The second prototype followed in October 1976, and by March 1977 all five prototypes were operational. The final development stages for these aircraft also took longer and were less straightforward than the targets fixed in 1974 had suggested. The specifications of the Bell 222 were in fact considerably modified in the light of results from test flights. Necessary modifications included both structural elements such as the tail plane and endplate fins, and flight controls.
The Bell 222 is a classic design with a light alloy structure, and a fuselage built around a large cabin which can seat two pilots and five or six passengers in the executive trim. In all configurations, there is a bench seat at the back for three, which fits into the L-shape of the fuel tank behind it. The executive Bell 222 is sold with full IFR capability. One alternative is the offshore configuration for ferrying eight passengers to offshore oil platforms.
The large main rotor with two wide blades is of steel with a honeycomb core. The blades are held to the rotor hub by standard Bell elastomeric bearings. The tail rotor is also metal with two blades. The twin Lycoming LTS-101-650 engines are mounted side-by-side above the fuselage and have integral particle separators. The fuel is contained in three tanks, one in the fuselage and two in the sponsons into which the main landing gear members retract.
A few dozen Bell 222s have already been sold to operators in Europe, Latin America and the Far East. The first customers included the Metropolitan Police in London and the Japanese National Police. The Bell 222B is one of two current production versions: it too has IFR capability, but has more powerful turbines and a 135kg bigger payload. The other is the 222UT utility variant, with a skid undercarriage and other weight and cost saving changes.
All of this Bell’s models had one thing in commun, they all have two strong engines to lift them.

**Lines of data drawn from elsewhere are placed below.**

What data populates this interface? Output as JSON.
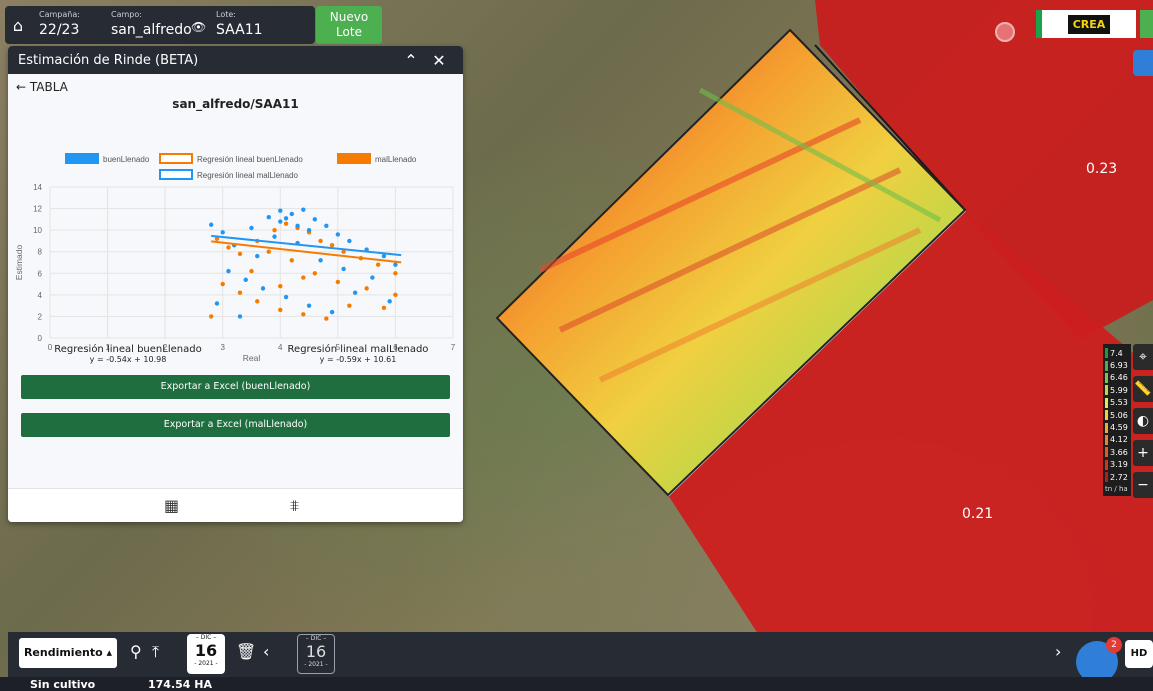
{
  "topbar": {
    "campana_label": "Campaña:",
    "campana_value": "22/23",
    "campo_label": "Campo:",
    "campo_value": "san_alfredo",
    "lote_label": "Lote:",
    "lote_value": "SAA11",
    "nuevo_lote": "Nuevo Lote"
  },
  "brand": {
    "logo_text": "CREA"
  },
  "map": {
    "label_a": "0.23",
    "label_b": "0.21"
  },
  "legend": {
    "values": [
      "7.4",
      "6.93",
      "6.46",
      "5.99",
      "5.53",
      "5.06",
      "4.59",
      "4.12",
      "3.66",
      "3.19",
      "2.72"
    ],
    "colors": [
      "#1a9a3a",
      "#47b04a",
      "#7cc24c",
      "#b8d84e",
      "#e8e64a",
      "#f4cd3e",
      "#f4a832",
      "#ee8028",
      "#e25a22",
      "#d4341c",
      "#b71c1c"
    ],
    "unit": "tn / ha"
  },
  "panel": {
    "title": "Estimación de Rinde (BETA)",
    "back_label": "← TABLA",
    "export_buen": "Exportar a Excel (buenLlenado)",
    "export_mal": "Exportar a Excel (malLlenado)",
    "eq_buen_title": "Regresión lineal buenLlenado",
    "eq_buen_formula": "y = -0.54x + 10.98",
    "eq_mal_title": "Regresión lineal malLlenado",
    "eq_mal_formula": "y = -0.59x + 10.61"
  },
  "chart_data": {
    "type": "scatter",
    "title": "san_alfredo/SAA11",
    "xlabel": "Real",
    "ylabel": "Estimado",
    "xlim": [
      0,
      7
    ],
    "ylim": [
      0,
      14
    ],
    "xticks": [
      0,
      1,
      2,
      3,
      4,
      5,
      6,
      7
    ],
    "yticks": [
      0,
      2,
      4,
      6,
      8,
      10,
      12,
      14
    ],
    "grid": true,
    "legend_position": "top",
    "legend": [
      "buenLlenado",
      "Regresión lineal buenLlenado",
      "malLlenado",
      "Regresión lineal malLlenado"
    ],
    "series": [
      {
        "name": "buenLlenado",
        "color": "#2196f3",
        "points": [
          [
            2.8,
            10.5
          ],
          [
            3.0,
            9.8
          ],
          [
            3.2,
            8.6
          ],
          [
            3.5,
            10.2
          ],
          [
            3.8,
            11.2
          ],
          [
            4.0,
            11.8
          ],
          [
            4.2,
            11.5
          ],
          [
            4.4,
            11.9
          ],
          [
            4.6,
            11.0
          ],
          [
            4.8,
            10.4
          ],
          [
            5.0,
            9.6
          ],
          [
            5.2,
            9.0
          ],
          [
            5.5,
            8.2
          ],
          [
            5.8,
            7.6
          ],
          [
            6.0,
            6.8
          ],
          [
            3.1,
            6.2
          ],
          [
            3.4,
            5.4
          ],
          [
            3.7,
            4.6
          ],
          [
            4.1,
            3.8
          ],
          [
            4.5,
            3.0
          ],
          [
            4.9,
            2.4
          ],
          [
            5.3,
            4.2
          ],
          [
            5.6,
            5.6
          ],
          [
            5.9,
            3.4
          ],
          [
            3.6,
            7.6
          ],
          [
            4.3,
            8.8
          ],
          [
            4.7,
            7.2
          ],
          [
            5.1,
            6.4
          ],
          [
            3.9,
            9.4
          ],
          [
            4.0,
            10.8
          ],
          [
            4.5,
            10.0
          ],
          [
            4.1,
            11.1
          ],
          [
            4.3,
            10.4
          ],
          [
            3.3,
            2.0
          ],
          [
            2.9,
            3.2
          ]
        ]
      },
      {
        "name": "malLlenado",
        "color": "#f57c00",
        "points": [
          [
            2.9,
            9.2
          ],
          [
            3.1,
            8.4
          ],
          [
            3.3,
            7.8
          ],
          [
            3.6,
            9.0
          ],
          [
            3.9,
            10.0
          ],
          [
            4.1,
            10.6
          ],
          [
            4.3,
            10.2
          ],
          [
            4.5,
            9.8
          ],
          [
            4.7,
            9.0
          ],
          [
            4.9,
            8.6
          ],
          [
            5.1,
            8.0
          ],
          [
            5.4,
            7.4
          ],
          [
            5.7,
            6.8
          ],
          [
            6.0,
            6.0
          ],
          [
            3.0,
            5.0
          ],
          [
            3.3,
            4.2
          ],
          [
            3.6,
            3.4
          ],
          [
            4.0,
            2.6
          ],
          [
            4.4,
            2.2
          ],
          [
            4.8,
            1.8
          ],
          [
            5.2,
            3.0
          ],
          [
            5.5,
            4.6
          ],
          [
            5.8,
            2.8
          ],
          [
            3.5,
            6.2
          ],
          [
            4.2,
            7.2
          ],
          [
            4.6,
            6.0
          ],
          [
            5.0,
            5.2
          ],
          [
            3.8,
            8.0
          ],
          [
            4.0,
            4.8
          ],
          [
            4.4,
            5.6
          ],
          [
            2.8,
            2.0
          ],
          [
            6.0,
            4.0
          ]
        ]
      }
    ],
    "regressions": [
      {
        "name": "Regresión lineal buenLlenado",
        "slope": -0.54,
        "intercept": 10.98,
        "color": "#2196f3"
      },
      {
        "name": "Regresión lineal malLlenado",
        "slope": -0.59,
        "intercept": 10.61,
        "color": "#f57c00"
      }
    ]
  },
  "bottombar": {
    "layer": "Rendimiento ▴",
    "date1": {
      "month": "– DIC –",
      "day": "16",
      "year": "- 2021 -"
    },
    "date2": {
      "month": "– DIC –",
      "day": "16",
      "year": "- 2021 -"
    },
    "hd": "HD",
    "chat_badge": "2"
  },
  "status": {
    "cultivo": "Sin cultivo",
    "area": "174.54 HA"
  }
}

First Flight

Seating Capacity
1 / 7

Empty Weight
4974 Lbs.

Maximum Weight
(Int.) 8250 Lbs.

Maximum Weight
(Ext.) 8400 Lbs.

2 Lycoming LTS 101 750C-1

684 ea / 653 Cont

Transmission Rating
925 / 875 Cont.

V.N.E 150 Kts.

Vel. Cruise
140 Kts.

Hover Ceiling
O.G.E 6400 Fts.

Maximum Range
(Std) 294 NM


After three or four hours flying with the Bell 222bwith GMAX I have spoted some errors that can be corrected. One good thing is that when you are in the main cabin the side views give you a view of what is happening all around you. Also the virtual cabin has very good movement in the yokes and the accelerator, also very good textures are available so you can see the panel in the virtual cabin. Secondly the stick for gear landing has movenent into the panel while the gear landing does not retract into the copter. Copter textures are great, fully metalized, windows and turbines included. After all an excellent copter with excellent textures. But this copter has a very difrent movement with to the reality.
My rating is 8/10